The first romance books I ever read were written by Australian author Lucy Walker so when I was contacted by Random House Australia to ask if I’d be interested in reading any of the inaugural titles from their new digital-first list Random Romance I jumped at the chance. I chose to read Beneath Outback Skies because of its outback setting, the blurb reminded me a lot of the Lucy Walker stories I’d read as a teen which were often set in the outback.

There was something very nice about reading a book set in hot sunny Australia whilst the snow was falling over the UK, though the drought conditions did make me think about how the grass is always greener! The book is set on a remote property, Banora Downs, part of a small, very rural community. I liked the sense of community within the book, whilst Banora Downs is a way out of the town its happenings are known by everyone in the town – something I can identify with a little.

The main thing you want from a romance novel is for the romantic leads to be great characters, and for you to really believe in the relationship. Beneath Outback Skies really doesn’t disappoint, whilst this book doesn’t fall into the insta-love trope that many romances use there is a definite sizzle from the first time Paige and Tait meet. I really liked the way their relationship evolved over the course of the book, it felt natural and very believable.

I was a little concerned when it became clear that part of the plot hinged on a secret that Tait was keeping from Paige, I’ve read books where this isn’t handled well – I normally end up a bit of a nervous wreck by the end of the book. I didn’t need to have worried though, it’s handled really well.

I thoroughly enjoyed this book, it’s one of the better romances I’ve read in the last couple of years. I shall definitely be keeping an eye on the other books brought out on the Random Romance list.

Beneath Outback Skies is published by Random Romance from 1st February 2013. Whilst I was provided with a review copy of the book via NetGalley.com all of the opinions expressed are my own.

Book Review

Book Review : The Statistical Probability of Love at First Sight by Jennifer E. Smith.

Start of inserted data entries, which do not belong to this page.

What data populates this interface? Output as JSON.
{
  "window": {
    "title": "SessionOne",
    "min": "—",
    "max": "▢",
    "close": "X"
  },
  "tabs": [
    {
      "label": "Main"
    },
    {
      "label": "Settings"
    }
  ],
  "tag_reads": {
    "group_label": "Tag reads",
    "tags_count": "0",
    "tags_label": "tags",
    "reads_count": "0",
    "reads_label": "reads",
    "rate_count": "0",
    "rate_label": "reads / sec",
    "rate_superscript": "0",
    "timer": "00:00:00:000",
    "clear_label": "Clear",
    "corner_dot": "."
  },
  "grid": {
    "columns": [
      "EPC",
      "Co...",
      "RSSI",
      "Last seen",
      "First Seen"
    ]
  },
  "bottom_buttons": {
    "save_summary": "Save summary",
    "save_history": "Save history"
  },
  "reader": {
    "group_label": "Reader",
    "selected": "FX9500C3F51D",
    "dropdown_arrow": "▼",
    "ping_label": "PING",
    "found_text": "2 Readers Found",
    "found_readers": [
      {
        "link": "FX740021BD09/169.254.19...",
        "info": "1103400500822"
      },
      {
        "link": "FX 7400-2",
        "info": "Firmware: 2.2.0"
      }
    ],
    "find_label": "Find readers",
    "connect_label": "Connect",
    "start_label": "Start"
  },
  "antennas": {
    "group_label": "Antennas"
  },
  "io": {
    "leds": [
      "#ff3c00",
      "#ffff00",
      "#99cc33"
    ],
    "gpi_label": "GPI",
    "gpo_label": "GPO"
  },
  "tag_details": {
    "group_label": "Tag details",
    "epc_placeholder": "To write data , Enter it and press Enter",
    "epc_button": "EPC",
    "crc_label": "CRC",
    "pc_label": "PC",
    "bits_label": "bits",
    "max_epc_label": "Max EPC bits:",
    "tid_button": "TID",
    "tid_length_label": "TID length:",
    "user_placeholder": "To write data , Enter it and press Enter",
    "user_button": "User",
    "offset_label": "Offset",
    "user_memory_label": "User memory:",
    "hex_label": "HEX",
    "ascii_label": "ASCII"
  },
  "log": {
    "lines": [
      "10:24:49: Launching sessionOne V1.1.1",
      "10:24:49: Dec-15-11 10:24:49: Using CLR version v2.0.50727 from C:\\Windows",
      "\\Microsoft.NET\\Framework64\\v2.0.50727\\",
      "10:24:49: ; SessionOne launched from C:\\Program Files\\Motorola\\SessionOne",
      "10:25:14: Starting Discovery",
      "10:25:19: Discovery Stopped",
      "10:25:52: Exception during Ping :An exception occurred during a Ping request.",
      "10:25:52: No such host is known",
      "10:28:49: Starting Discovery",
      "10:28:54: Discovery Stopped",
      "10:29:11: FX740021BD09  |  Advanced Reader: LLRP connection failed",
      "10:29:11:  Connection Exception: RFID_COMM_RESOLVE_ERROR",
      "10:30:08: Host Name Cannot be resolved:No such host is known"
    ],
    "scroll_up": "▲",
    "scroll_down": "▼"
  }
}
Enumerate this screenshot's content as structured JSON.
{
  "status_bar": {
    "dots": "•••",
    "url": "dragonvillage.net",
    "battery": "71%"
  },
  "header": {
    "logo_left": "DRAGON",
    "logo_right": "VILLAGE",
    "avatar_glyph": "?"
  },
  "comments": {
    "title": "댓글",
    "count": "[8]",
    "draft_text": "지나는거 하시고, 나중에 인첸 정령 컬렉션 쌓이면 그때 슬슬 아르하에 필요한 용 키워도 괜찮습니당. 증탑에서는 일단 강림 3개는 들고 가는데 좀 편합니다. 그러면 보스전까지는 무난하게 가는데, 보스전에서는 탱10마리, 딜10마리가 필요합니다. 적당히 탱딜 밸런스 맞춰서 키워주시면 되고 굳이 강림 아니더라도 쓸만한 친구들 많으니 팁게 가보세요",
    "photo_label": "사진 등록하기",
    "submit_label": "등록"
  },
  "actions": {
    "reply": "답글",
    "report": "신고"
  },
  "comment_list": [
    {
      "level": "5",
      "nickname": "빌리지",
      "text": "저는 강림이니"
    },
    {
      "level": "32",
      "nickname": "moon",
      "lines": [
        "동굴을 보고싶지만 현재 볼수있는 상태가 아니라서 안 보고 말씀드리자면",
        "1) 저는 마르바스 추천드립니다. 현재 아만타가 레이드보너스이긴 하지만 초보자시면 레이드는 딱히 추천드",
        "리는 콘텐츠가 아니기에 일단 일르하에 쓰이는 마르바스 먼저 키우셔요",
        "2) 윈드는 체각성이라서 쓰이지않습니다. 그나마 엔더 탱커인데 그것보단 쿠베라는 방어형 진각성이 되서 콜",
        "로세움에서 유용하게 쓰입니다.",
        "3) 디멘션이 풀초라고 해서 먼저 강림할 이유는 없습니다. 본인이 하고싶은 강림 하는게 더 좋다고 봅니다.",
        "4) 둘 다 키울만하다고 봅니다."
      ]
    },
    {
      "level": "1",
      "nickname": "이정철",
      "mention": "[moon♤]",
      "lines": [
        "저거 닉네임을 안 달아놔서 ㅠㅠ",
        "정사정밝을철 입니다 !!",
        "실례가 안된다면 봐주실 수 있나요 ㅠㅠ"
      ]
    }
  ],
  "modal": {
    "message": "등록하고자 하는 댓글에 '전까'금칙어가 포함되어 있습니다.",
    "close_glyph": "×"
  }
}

SPoLaFSWho would have guessed that four minutes could change everything?

Today should be one of the worst days of seventeen-year-old Hadley Sullivan’s life. Having missed her flight, she’s stuck at JFK airport and late to her father’s second wedding, which is taking place in London and involves a soon-to-be stepmother Hadley’s never even met. Then she meets the perfect boy in the airport’s cramped waiting area. His name is Oliver, he’s British, and he’s sitting in her row.

A long night on the plane passes in the blink of an eye, and Hadley and Oliver lose track of each other in the airport chaos upon arrival. Can fate intervene to bring them together once more?

Quirks of timing play out in this romantic and cinematic novel about family connections, second chances, and first loves. Set over a twenty-four-hour-period, Hadley and Oliver’s story will make you believe that true love finds you when you’re least expecting it.

When I travelled by plane for the first time on my own I found myself paying far more attention to my fellow passengers, and thinking about the fact that on a long haul flight you spend more time sat next to a complete stranger than you might in the space of a year with a distant relative yet you often get off the plane still knowing absolutely nothing about them. So when I heard about this book I was really intrigued by the plot, it sounded like something I’d really enjoy.

Enjoy? I absolutely loved it! Within the first few pages I was completely wrapped up in the story, from Hadley and Oliver first meeting to their plane journey and then their respective stories in London. The plot is lovely, and sweet, with plenty of funny bits, making it a really really good romantic comedy.

Hadley and Oliver are both great characters, I really enjoyed getting to know them both. The budding friendship and romance between the two of them felt really genuine and played out well. I also liked the way the supporting characters were written, Hadley’s dad and stepmom-to-be in particular.

I thought this books was brilliant, it’s a slim book so a fairly quick read, but one that I know I’ll be revisiting time and time again.

The Statistical Probability of Love at First Sight is published by Headline in the UK.